▶ _Directions_: What is needed is an exact reproduction of the lines from the one that contains "What data populates" through the end of the data, both included and nothing else, with pictures omitted.

▶ _Information_:
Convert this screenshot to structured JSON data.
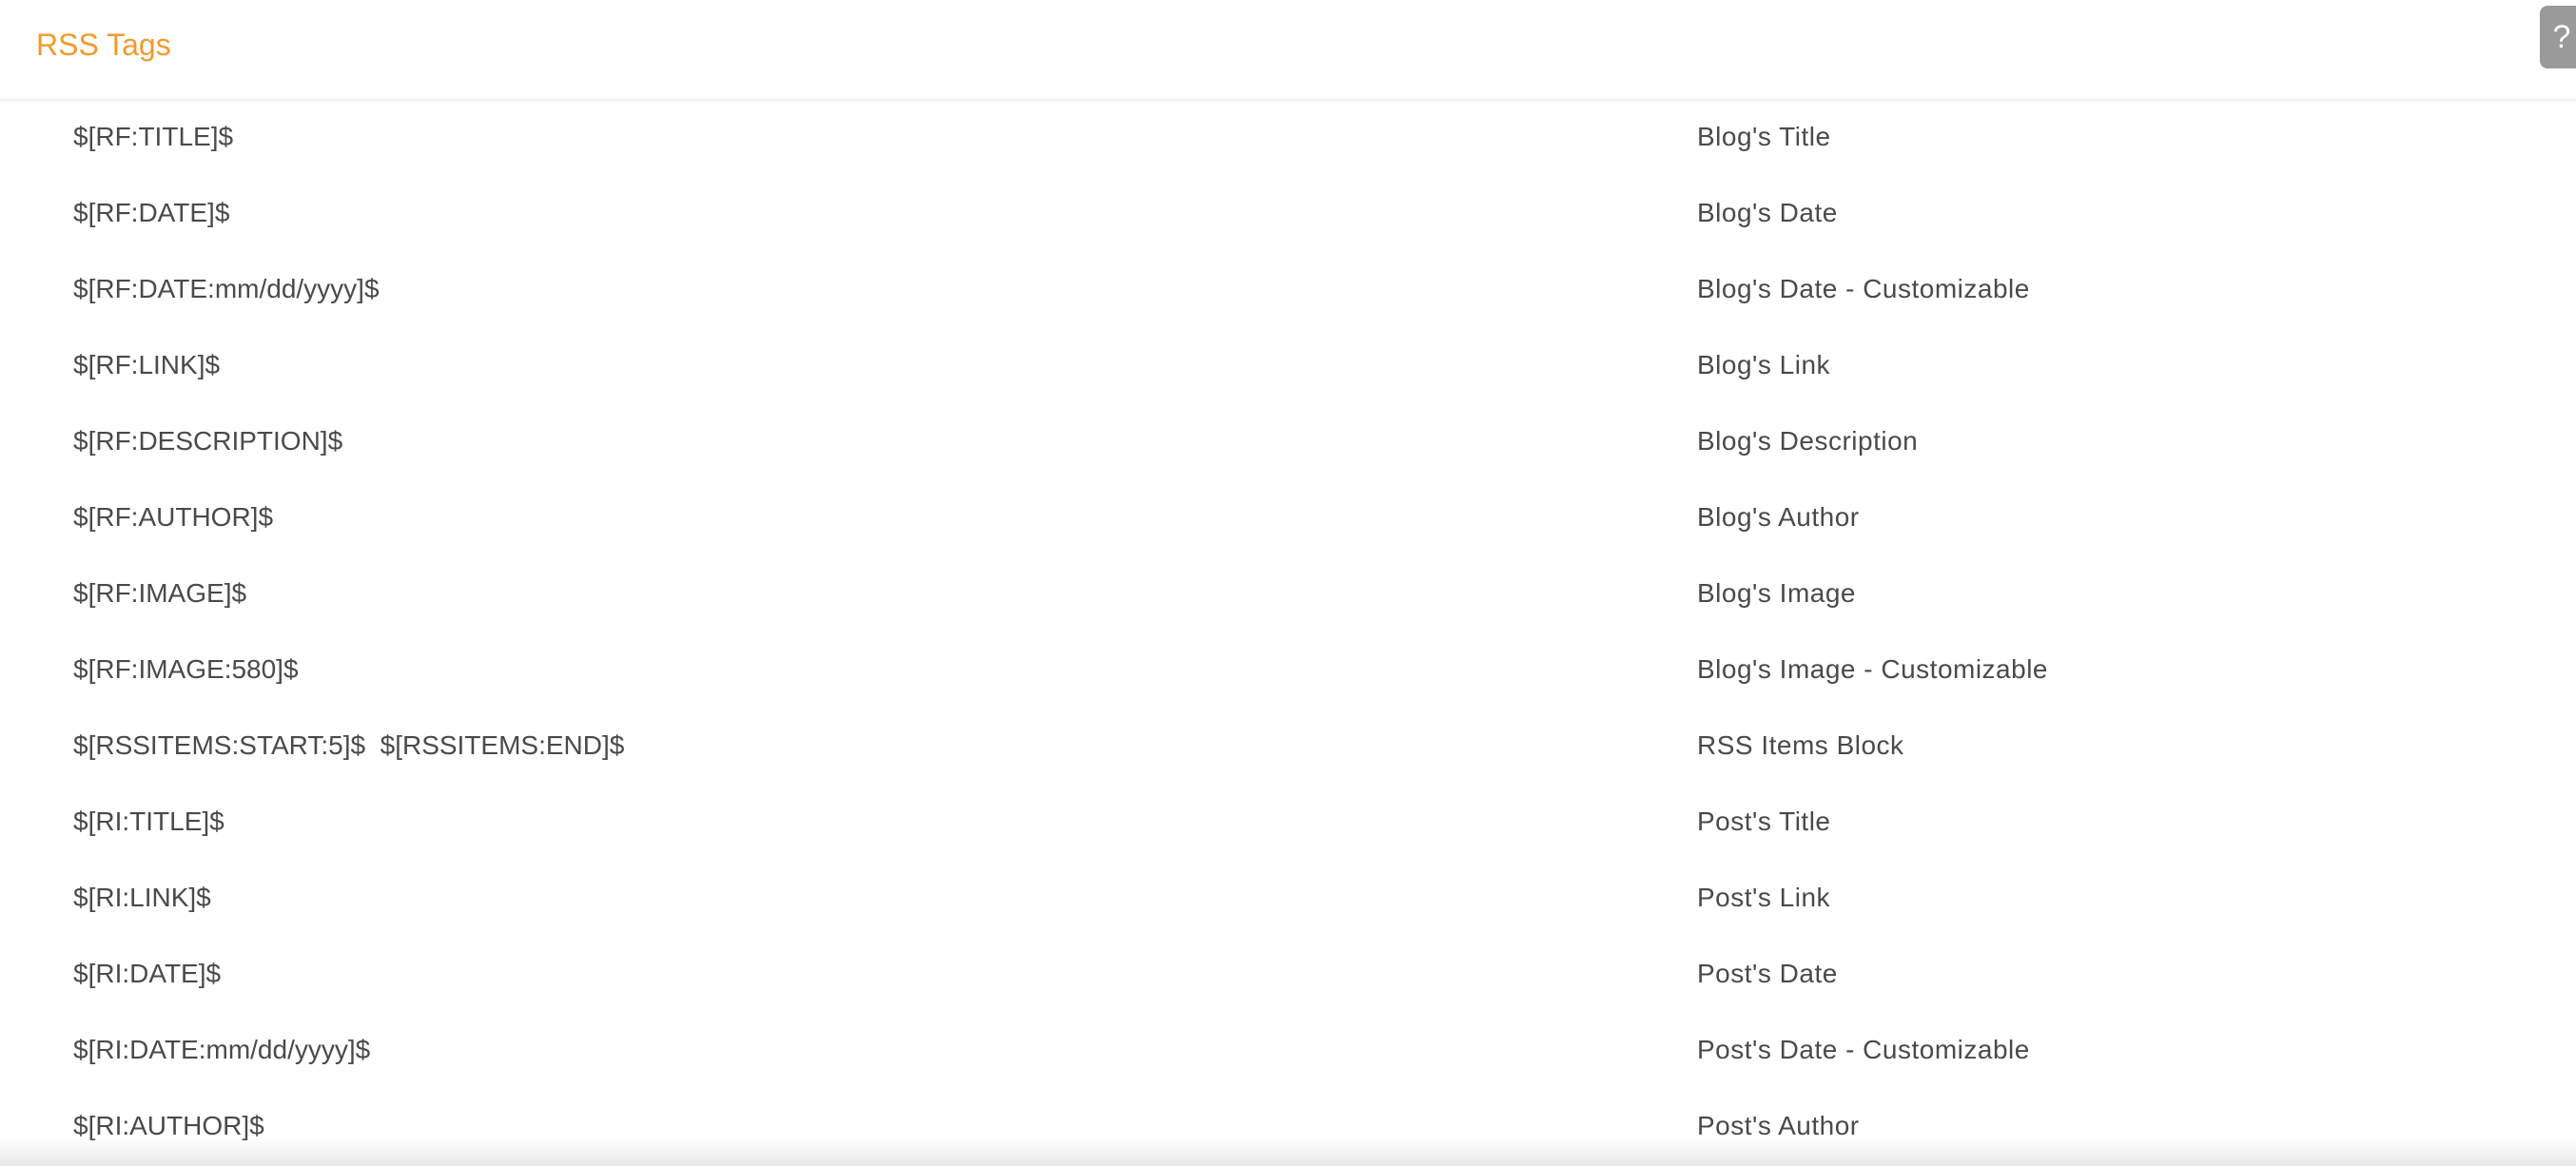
{
  "header": {
    "title": "RSS Tags",
    "help_label": "?"
  },
  "rows": [
    {
      "tag": "$[RF:TITLE]$",
      "desc": "Blog's Title"
    },
    {
      "tag": "$[RF:DATE]$",
      "desc": "Blog's Date"
    },
    {
      "tag": "$[RF:DATE:mm/dd/yyyy]$",
      "desc": "Blog's Date - Customizable"
    },
    {
      "tag": "$[RF:LINK]$",
      "desc": "Blog's Link"
    },
    {
      "tag": "$[RF:DESCRIPTION]$",
      "desc": "Blog's Description"
    },
    {
      "tag": "$[RF:AUTHOR]$",
      "desc": "Blog's Author"
    },
    {
      "tag": "$[RF:IMAGE]$",
      "desc": "Blog's Image"
    },
    {
      "tag": "$[RF:IMAGE:580]$",
      "desc": "Blog's Image - Customizable"
    },
    {
      "tag": "$[RSSITEMS:START:5]$  $[RSSITEMS:END]$",
      "desc": "RSS Items Block"
    },
    {
      "tag": "$[RI:TITLE]$",
      "desc": "Post's Title"
    },
    {
      "tag": "$[RI:LINK]$",
      "desc": "Post's Link"
    },
    {
      "tag": "$[RI:DATE]$",
      "desc": "Post's Date"
    },
    {
      "tag": "$[RI:DATE:mm/dd/yyyy]$",
      "desc": "Post's Date - Customizable"
    },
    {
      "tag": "$[RI:AUTHOR]$",
      "desc": "Post's Author"
    }
  ]
}
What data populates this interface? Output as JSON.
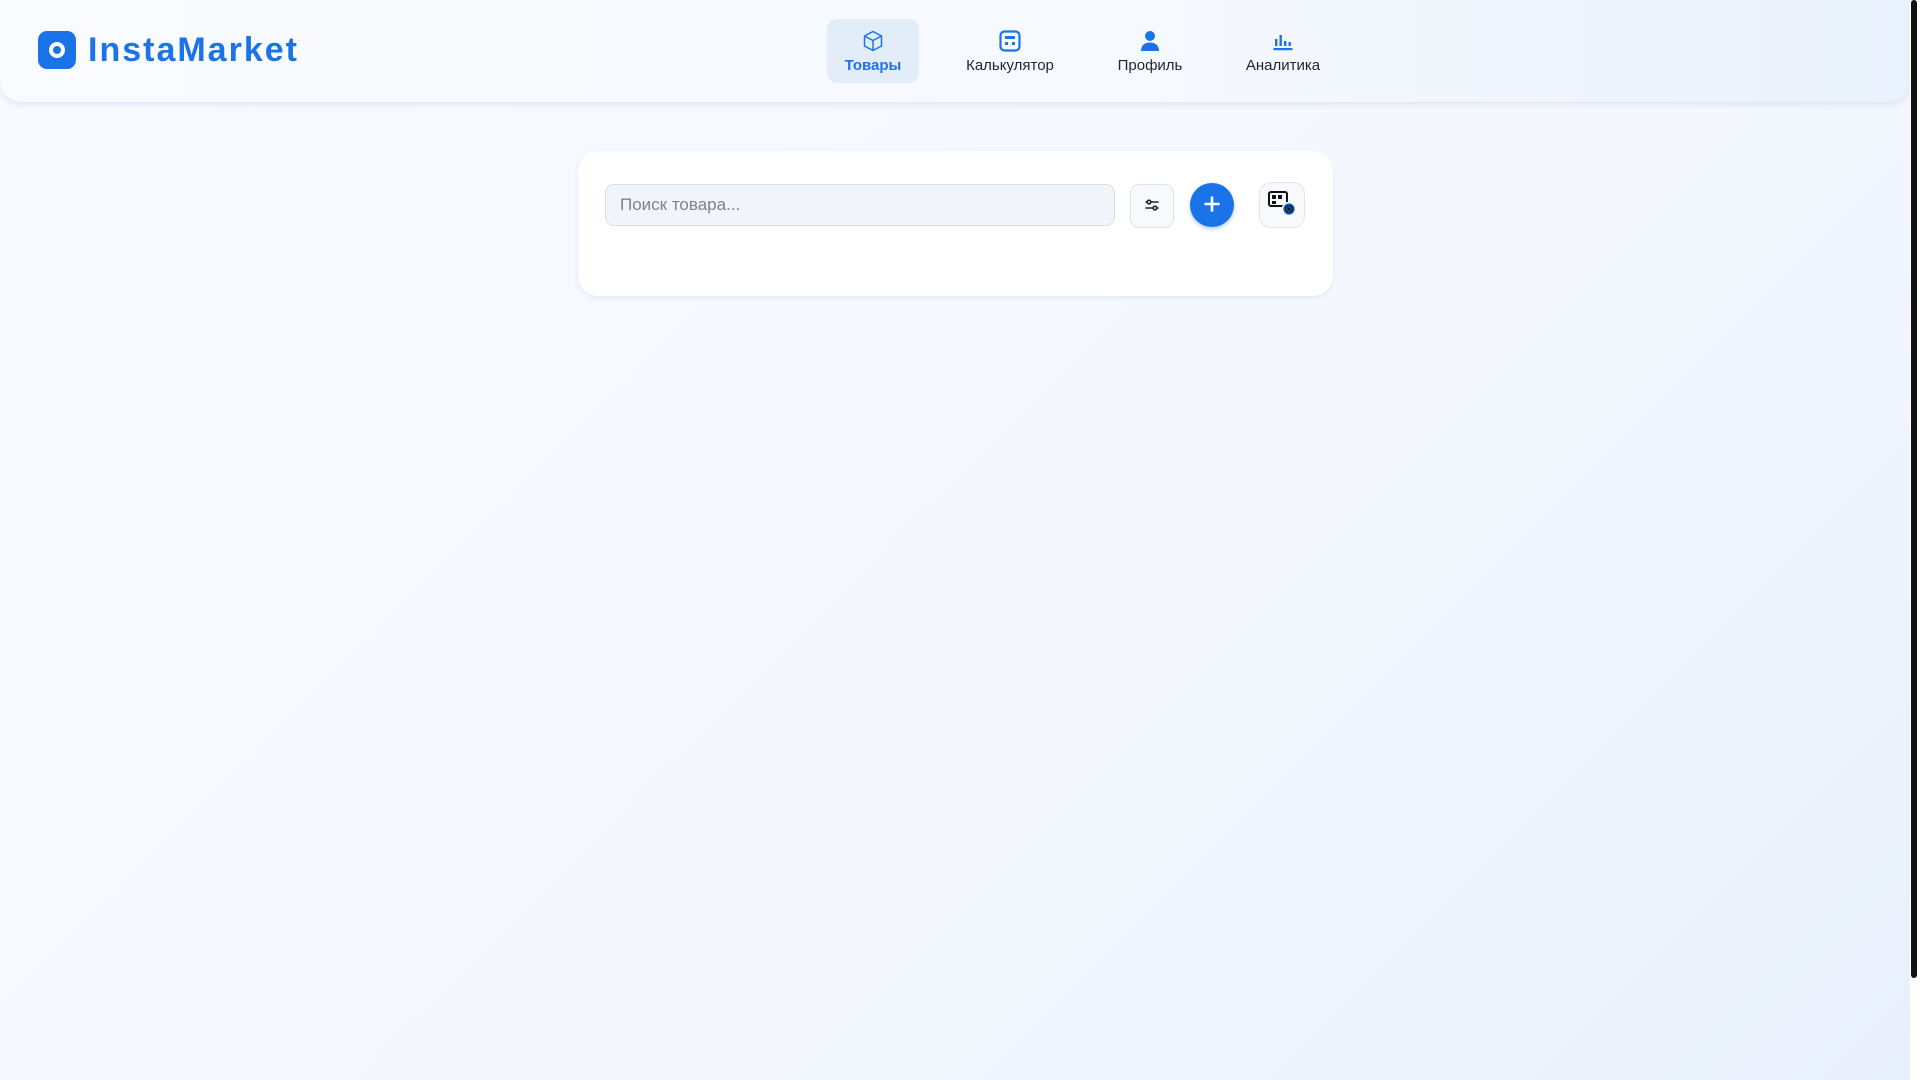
{
  "app": {
    "name": "InstaMarket",
    "brand_color": "#1a73e8"
  },
  "nav": {
    "items": [
      {
        "label": "Товары",
        "icon": "box-icon",
        "active": true
      },
      {
        "label": "Калькулятор",
        "icon": "calculator-icon",
        "active": false
      },
      {
        "label": "Профиль",
        "icon": "user-icon",
        "active": false
      },
      {
        "label": "Аналитика",
        "icon": "bar-chart-icon",
        "active": false
      }
    ]
  },
  "toolbar": {
    "search_placeholder": "Поиск товара...",
    "search_value": "",
    "filter_icon": "sliders-icon",
    "add_icon": "plus-icon",
    "barcode_icon": "barcode-scan-icon"
  }
}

▶ _Answer for this exercise_:
What data populates this interface? Output as JSON.
{
  "app": {
    "name": "InstaMarket",
    "brand_color": "#1a73e8"
  },
  "nav": {
    "items": [
      {
        "label": "Товары",
        "icon": "box-icon",
        "active": true
      },
      {
        "label": "Калькулятор",
        "icon": "calculator-icon",
        "active": false
      },
      {
        "label": "Профиль",
        "icon": "user-icon",
        "active": false
      },
      {
        "label": "Аналитика",
        "icon": "bar-chart-icon",
        "active": false
      }
    ]
  },
  "toolbar": {
    "search_placeholder": "Поиск товара...",
    "search_value": "",
    "filter_icon": "sliders-icon",
    "add_icon": "plus-icon",
    "barcode_icon": "barcode-scan-icon"
  }
}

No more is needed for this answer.